© Kate Sprogis/MUCRU
Most people who eat octopus prefer it immobile, cut into pieces and nicely grilled or otherwise cooked. For some, though, the wiggly, sucker-covered arms of a live octopus are a treat — even though those arms can stick to the throat and suffocate the diner if they haven’t been chopped into small enough pieces.
Dolphins risk the same fate when eating octopus — and they can’t cook it or cut it up with a chef’s knife. “Octopus is a dangerous meal,” notes Kate Sprogis of Murdoch University in Australia. Even if a dolphin manages to remove an octopus’ head, it still has to deal with those sucker-covered tentacles. “The suckered arms would be difficult to handle considering dolphins don’t have hands to assist them,” Sprogis says.
A group of hungry dolphins off the coast of Western Australia have figured out a solution. They shake and toss their prey until the head falls off, the animal is in pieces and its arms are tender and not wiggling anymore, Sprogis and her colleagues report April 2 in Marine Mammal Science.
The behavior, never before reported, was discovered during observations between March 2007 and August 2013 of bottlenose dolphins living in the waters off Bunbury, Western Australia. During that time, researchers witnessed 33 events in which dolphins handled an octopus with two different methods.
In one technique, a dolphin held an octopus in its mouth and shook it, slamming its prey into the water’s surface until the meal was in pieces.
Another method involved repeatedly flinging the octopus into the air until it was ready to eat.
Each dolphin would repeat its preferred motion, or combine the two, usually around a dozen times, over several minutes until the octopus was safe to eat. (See video below.)
“If the dolphins haven’t prepared their meal enough, then this can cause problems,” Sprogis notes. There have been two dead dolphins found in this area with whole octopuses lodged in their throats. The researchers assume that the dolphins suffocated.
Dolphins have garnered a reputation for tackling difficult-to-eat foods in creative ways. Some have been spotted using cone-shaped sponges to flush out little fish from the sandy ocean floor. Others use a six-step process to prepare a cuttlefish meal.
The Bunbury dolphins eat both octopus and cuttlefish, and those meals appear to be more common in the winter and spring, when waters are cooler, Sprogis notes. That may be when the octopus and cuttlefish breed and lose some of their camouflage abilities — making them easy prey for dolphins brave or knowledgeable enough to take advantage of the potential meal.

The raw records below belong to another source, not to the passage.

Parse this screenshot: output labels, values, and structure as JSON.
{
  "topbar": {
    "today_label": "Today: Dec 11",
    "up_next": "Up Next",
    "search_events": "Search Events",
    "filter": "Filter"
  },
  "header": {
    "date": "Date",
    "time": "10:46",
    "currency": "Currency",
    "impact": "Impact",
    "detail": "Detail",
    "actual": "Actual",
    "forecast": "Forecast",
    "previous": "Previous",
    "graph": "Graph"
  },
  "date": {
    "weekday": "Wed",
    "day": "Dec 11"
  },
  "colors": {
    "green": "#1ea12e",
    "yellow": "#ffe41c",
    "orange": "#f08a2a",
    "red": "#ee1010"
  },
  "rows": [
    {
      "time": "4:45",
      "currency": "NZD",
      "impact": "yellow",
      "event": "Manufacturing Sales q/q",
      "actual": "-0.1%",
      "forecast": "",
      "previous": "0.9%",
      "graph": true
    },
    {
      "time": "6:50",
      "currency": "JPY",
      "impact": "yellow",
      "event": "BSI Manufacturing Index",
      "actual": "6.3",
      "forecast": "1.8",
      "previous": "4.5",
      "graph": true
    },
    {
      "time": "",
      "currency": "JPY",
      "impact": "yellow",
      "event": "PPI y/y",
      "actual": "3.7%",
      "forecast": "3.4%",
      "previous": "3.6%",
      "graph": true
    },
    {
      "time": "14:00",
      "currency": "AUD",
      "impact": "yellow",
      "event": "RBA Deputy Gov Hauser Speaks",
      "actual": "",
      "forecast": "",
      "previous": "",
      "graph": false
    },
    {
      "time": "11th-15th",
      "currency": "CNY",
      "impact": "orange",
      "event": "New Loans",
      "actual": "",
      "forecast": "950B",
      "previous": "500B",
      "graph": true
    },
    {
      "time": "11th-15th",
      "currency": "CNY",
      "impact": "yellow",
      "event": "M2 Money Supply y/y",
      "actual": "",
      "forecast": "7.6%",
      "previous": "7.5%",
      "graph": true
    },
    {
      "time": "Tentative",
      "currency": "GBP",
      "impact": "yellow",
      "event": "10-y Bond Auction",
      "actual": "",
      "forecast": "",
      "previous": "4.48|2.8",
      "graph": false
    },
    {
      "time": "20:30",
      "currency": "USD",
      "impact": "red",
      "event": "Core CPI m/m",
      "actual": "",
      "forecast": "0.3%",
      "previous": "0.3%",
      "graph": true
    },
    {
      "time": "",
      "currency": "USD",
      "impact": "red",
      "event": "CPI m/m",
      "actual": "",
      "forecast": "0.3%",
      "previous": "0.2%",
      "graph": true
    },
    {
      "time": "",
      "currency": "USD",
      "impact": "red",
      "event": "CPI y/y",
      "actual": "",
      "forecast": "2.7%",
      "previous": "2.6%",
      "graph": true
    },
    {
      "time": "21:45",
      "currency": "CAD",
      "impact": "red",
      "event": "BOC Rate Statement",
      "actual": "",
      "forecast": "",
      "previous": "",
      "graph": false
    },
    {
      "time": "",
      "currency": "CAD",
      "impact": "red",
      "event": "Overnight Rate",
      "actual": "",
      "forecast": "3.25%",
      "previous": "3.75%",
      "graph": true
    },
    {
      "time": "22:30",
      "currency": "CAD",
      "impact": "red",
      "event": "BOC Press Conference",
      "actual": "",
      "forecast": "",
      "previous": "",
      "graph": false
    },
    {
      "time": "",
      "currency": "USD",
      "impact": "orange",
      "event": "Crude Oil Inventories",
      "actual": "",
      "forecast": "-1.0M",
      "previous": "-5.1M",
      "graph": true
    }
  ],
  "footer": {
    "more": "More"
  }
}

Dolphins in Australia toss octopus in the air or against the water to make their prey safe to eat. MUCRU